Segregation by academic selection is just one element of the Theresa May vision for education. A less well publicised element of the green paper is her proposal that faith schools are permitted to select 100% of their pupils on the basis of religion. The cap is currently 50%. What this means is practice is that a Catholic school can turn away a child on the basis of the Jewish faith of their parents, or a Sikh school can turn away a child, because their parents happen to be Muslim.
My view is thy there is no such thing as a Christian, Jewish, Muslim, Hindu, Sikh, atheist or agnostic child. There are only the children of religious, or non-religious parents. As a result, I don’t believe any state school should permit the promotion of any one religion above another, let alone select pupils on the basis of faith. The role of religious education in the 21st century must surely to be to enlighten young people about all religions and none; allowing them to come to an independent judgement on whether faith will be a part of their adult life.
I accept that detaching faith and education will not happen overnight, but Theresa May’s proposals are an emphatic move in the wrong direction. In a modern, multicultural country, it is perverse to think that we are actively encouraging the segregation of children on the grounds of the religious faith of their parents — but that is exactly what this policy will do. Selection by religion risks further dividing communities and encouraging young people to see people of other faiths as different to them. It would be just as counter-productive as selection by ability.
What to do instead? Undoubtedly a subject for a future piece and lots of soul searching, but I will sign off with three principles for reformers who are serious about boosting social mobility.
1. English schools are already among the most socially segregated in the world, we need to break and reverse this trend. We must find ways to ensure a greater mix of children at all comprehensive schools, perhaps by introducing lotteries for school applications. It won’t be popular or politically easy, but we can look to many inner London comprehensive schools for inspiration, where almost 50% more young people get A*-C grades at GCSE than elsewhere in the country.

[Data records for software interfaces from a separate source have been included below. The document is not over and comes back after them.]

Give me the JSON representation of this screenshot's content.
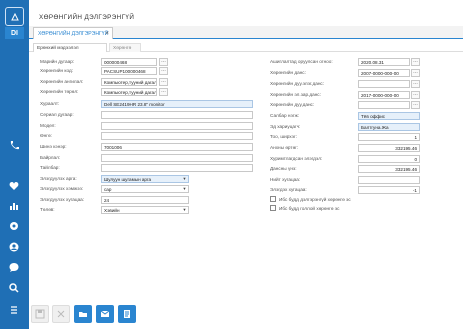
{
  "app": {
    "logo_text": "DI",
    "window_title": "ХӨРӨНГИЙН ДЭЛГЭРЭНГҮЙ"
  },
  "tabs": [
    {
      "label": "ХӨРӨНГИЙН ДЭЛГЭРЭНГҮЙ",
      "close": "×"
    }
  ],
  "subtabs": [
    {
      "label": "Ерөнхий мэдээлэл"
    },
    {
      "label": "Хөрөнгө"
    }
  ],
  "left_fields": [
    {
      "label": "Марийн дугаар:",
      "value": "000000468"
    },
    {
      "label": "Хөрөнгийн код:",
      "value": "PACSUP100000468"
    },
    {
      "label": "Хөрөнгийн ангилал:",
      "value": "Компьютер,тууний дагал..."
    },
    {
      "label": "Хөрөнгийн төрөл:",
      "value": "Компьютер,тууний дагал..."
    },
    {
      "label": "Хураалт:",
      "value": "Dell SE2419HR 23.8\" monitor"
    },
    {
      "label": "Сериал дугаар:",
      "value": ""
    },
    {
      "label": "Модел:",
      "value": ""
    },
    {
      "label": "Өнгө:",
      "value": ""
    },
    {
      "label": "Шинэ кэнэр:",
      "value": "7001006"
    },
    {
      "label": "Байрлал:",
      "value": ""
    },
    {
      "label": "Тайлбар:",
      "value": ""
    },
    {
      "label": "Элэгдүүлэх арга:",
      "value": "Шулуун шугамын арга"
    },
    {
      "label": "Элэгдүүлэх хэмжээ:",
      "value": "сар"
    },
    {
      "label": "Элэгдүүлэх хугацаа:",
      "value": "24"
    },
    {
      "label": "Төлөв:",
      "value": "Хэвийн"
    }
  ],
  "right_fields": [
    {
      "label": "Ашиглалтад оруулсан огноо:",
      "value": "2020.08.31"
    },
    {
      "label": "Хөрөнгийн данс:",
      "value": "2007-0000-000-00"
    },
    {
      "label": "Хөрөнгийн дуу.элэг.данс:",
      "value": ""
    },
    {
      "label": "Хөрөнгийн эл.зар.данс:",
      "value": "2017-0000-000-00"
    },
    {
      "label": "Хөрөнгийн дуу.данс:",
      "value": ""
    },
    {
      "label": "Салбар нэгж:",
      "value": "Тёв оффис"
    },
    {
      "label": "Эд хариуцагч:",
      "value": "Балтгуна.Жа"
    },
    {
      "label": "Тоо, ширхэг:",
      "value": "1"
    },
    {
      "label": "Анхны өртөг:",
      "value": "332195.46"
    },
    {
      "label": "Хуримтлагдсан элэгдэл:",
      "value": "0"
    },
    {
      "label": "Дансны үнэ:",
      "value": "332195.46"
    },
    {
      "label": "Нийт хугацаа:",
      "value": ""
    },
    {
      "label": "Элэгдэх хугацаа:",
      "value": "-1"
    }
  ],
  "checkboxes": [
    {
      "label": "Ибс будд дэлгэрэнгүй хөрөнгө эс"
    },
    {
      "label": "Ибс будд голлой хөрөнгө эс"
    }
  ],
  "rail_icons": [
    "phone-icon",
    "heart-icon",
    "chart-icon",
    "gear-icon",
    "user-icon",
    "chat-icon",
    "search-icon",
    "settings-icon"
  ],
  "footer": {
    "buttons": [
      "save-icon",
      "print-icon",
      "folder-icon",
      "message-icon",
      "copy-icon"
    ]
  }
}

2. Good quality teachers are critical to success, but too many are turning away from the profession. We must find new ways to incentivise bright graduates to join, or remain in teaching and to live and work in communities where the challenge is greatest. For example, by offering debt relief on student loans for those who teach for five consecutive years after university, or offering loans that enable young teachers in their 20s to get a foot on the housing ladder.

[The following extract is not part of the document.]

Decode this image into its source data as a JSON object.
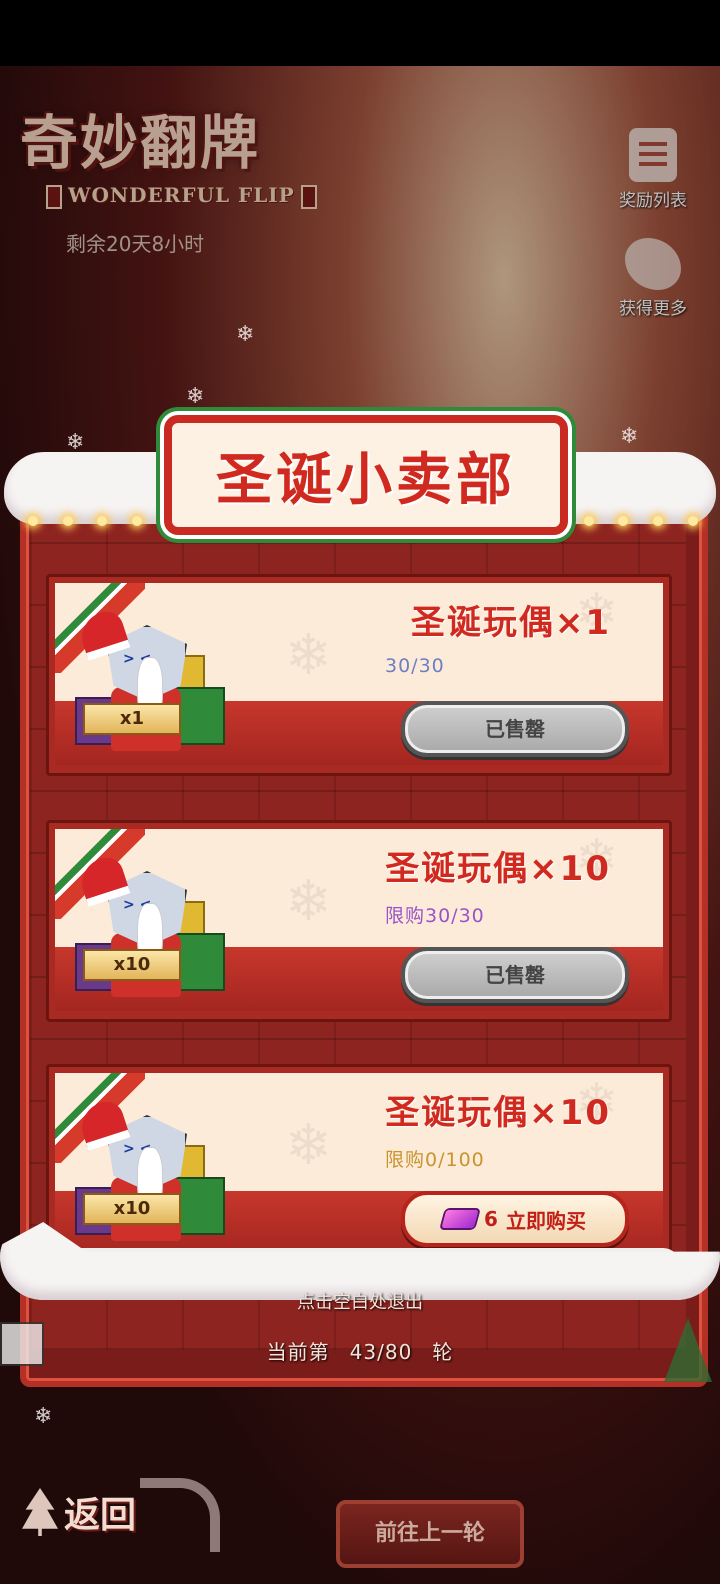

3. Thirdly, education policy cannot provide the answer alone. We need integrated action on multiple fronts; from early years childcare to university admissions policy, through to concerted action to make work experience in some professions available to all, not just the preserve of a middle class network.

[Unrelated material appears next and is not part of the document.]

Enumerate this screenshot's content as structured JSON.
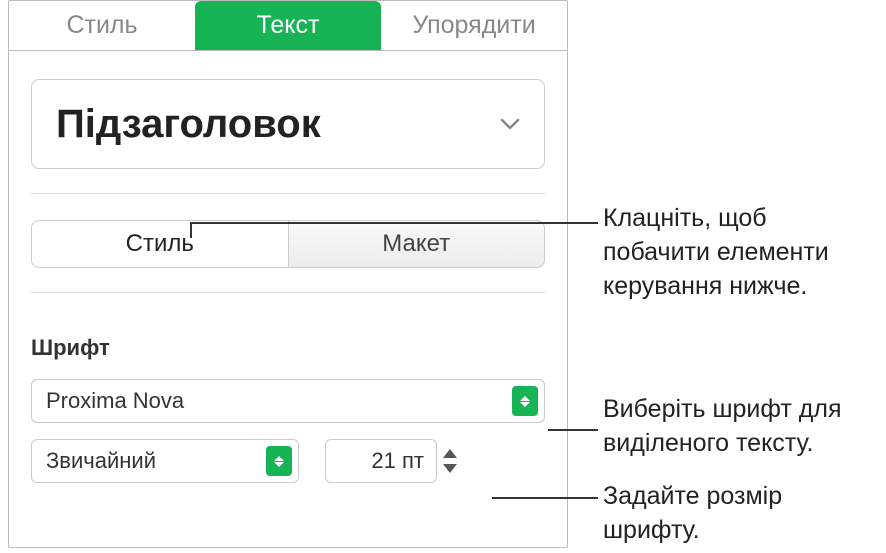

It won’t be easy, but the battle to drive social mobility in England is at a key turning point. The first step is to challenge Theresa May’s vision of segregation by religion and the 11 plus and move the debate back onto territory that is fitting for the 21st century. We owe young people so much better.
*As education policy is devolved in Scotland and Wales, the proposals on grammar schools and faith schools relate to England alone, hence the emphasis throughout the article.